The Road to Whistler
I love the mountains, any mountains, so during my birthday visit to Vancouver, BC, I wanted to drive up into the mountains and see the Village of Whistler. We headed out of Vancouver to the Sea to Sky Highway. The drive was full of pleasant surprises but one of the disappointments was the lack of pull-outs where we could park and take photos. Also, the route was already under construction in 2006 in anticipation of the 2010 Winter Olympics. It was a route that needed work to handle the number of vehicles for an event that big.
The weather was misty and alternated between spitting rain and peeks of sun. We could not see the tops of the mountains we were heading into. Traffic was light once we were out of the city. We stopped in the town of Squamish at the Howe Sound Brewing Company for a delicious lunch and a great view of the sound.
One of the most interesting sights along the was was The Stawamus Chief, the second largest freestanding piece of granite in the world. It has made Squamish one of the top rock climbing destinations in North America. No climbers the day we were there, the weather was just too bad.
I can’t leave out our stop at the BC Mining Museum! In 1888, one of the largest deposits of copper in the world was discovered here. We discovered one of the biggest trucks we had ever seen parked outside.
There were lots of small surprises along the way.
We didn’t spend much time in Whistler, there was not much going on and we spent so much time going up we were anxious to get down before it got too late. It was a pretty place to be in the fall, the rain and mist and it’s European-style buildings made us feel like we were in the Alps.
On the way down we stopped along the Squamish River to see if any eagles were there yet. We did see a pair of eagles, but we were too early for the thousands that gather from November to March to feast on the eggs and carcasses of the spawned-out salmon. That must be a sight to see!
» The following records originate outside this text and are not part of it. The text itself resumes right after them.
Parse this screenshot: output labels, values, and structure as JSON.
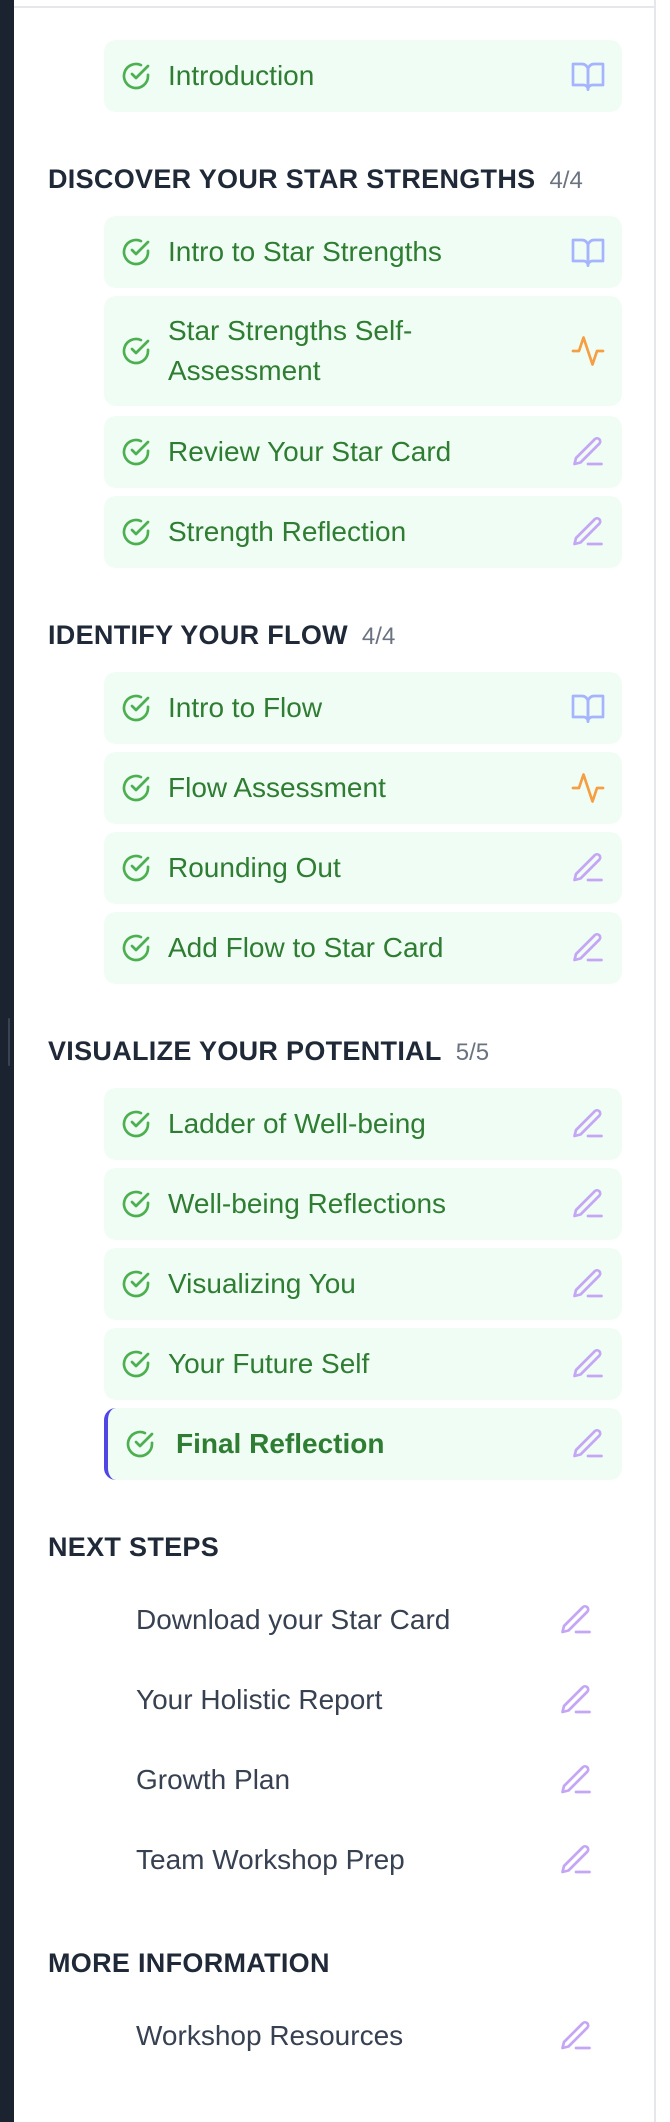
{
  "intro": {
    "label": "Introduction",
    "icon": "book-icon"
  },
  "sections": {
    "strengths": {
      "title": "DISCOVER YOUR STAR STRENGTHS",
      "count": "4/4",
      "items": [
        {
          "label": "Intro to Star Strengths",
          "icon": "book-icon"
        },
        {
          "label": "Star Strengths Self-Assessment",
          "icon": "activity-icon"
        },
        {
          "label": "Review Your Star Card",
          "icon": "pencil-icon"
        },
        {
          "label": "Strength Reflection",
          "icon": "pencil-icon"
        }
      ]
    },
    "flow": {
      "title": "IDENTIFY YOUR FLOW",
      "count": "4/4",
      "items": [
        {
          "label": "Intro to Flow",
          "icon": "book-icon"
        },
        {
          "label": "Flow Assessment",
          "icon": "activity-icon"
        },
        {
          "label": "Rounding Out",
          "icon": "pencil-icon"
        },
        {
          "label": "Add Flow to Star Card",
          "icon": "pencil-icon"
        }
      ]
    },
    "potential": {
      "title": "VISUALIZE YOUR POTENTIAL",
      "count": "5/5",
      "items": [
        {
          "label": "Ladder of Well-being",
          "icon": "pencil-icon"
        },
        {
          "label": "Well-being Reflections",
          "icon": "pencil-icon"
        },
        {
          "label": "Visualizing You",
          "icon": "pencil-icon"
        },
        {
          "label": "Your Future Self",
          "icon": "pencil-icon"
        },
        {
          "label": "Final Reflection",
          "icon": "pencil-icon",
          "active": true
        }
      ]
    },
    "next_steps": {
      "title": "NEXT STEPS",
      "items": [
        {
          "label": "Download your Star Card",
          "icon": "pencil-icon"
        },
        {
          "label": "Your Holistic Report",
          "icon": "pencil-icon"
        },
        {
          "label": "Growth Plan",
          "icon": "pencil-icon"
        },
        {
          "label": "Team Workshop Prep",
          "icon": "pencil-icon"
        }
      ]
    },
    "more_info": {
      "title": "MORE INFORMATION",
      "items": [
        {
          "label": "Workshop Resources",
          "icon": "pencil-icon"
        }
      ]
    }
  },
  "colors": {
    "completed_bg": "#f0fdf4",
    "completed_text": "#2e7d32",
    "check": "#4caf50",
    "book_icon": "#a5b4fc",
    "activity_icon": "#f59e42",
    "pencil_icon": "#c4a6f5",
    "active_border": "#4f46e5"
  }
}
Check back in a few days for Part 3, Vancouver Island and Nanaimo!
** All photos by Dana and Sally Kennedy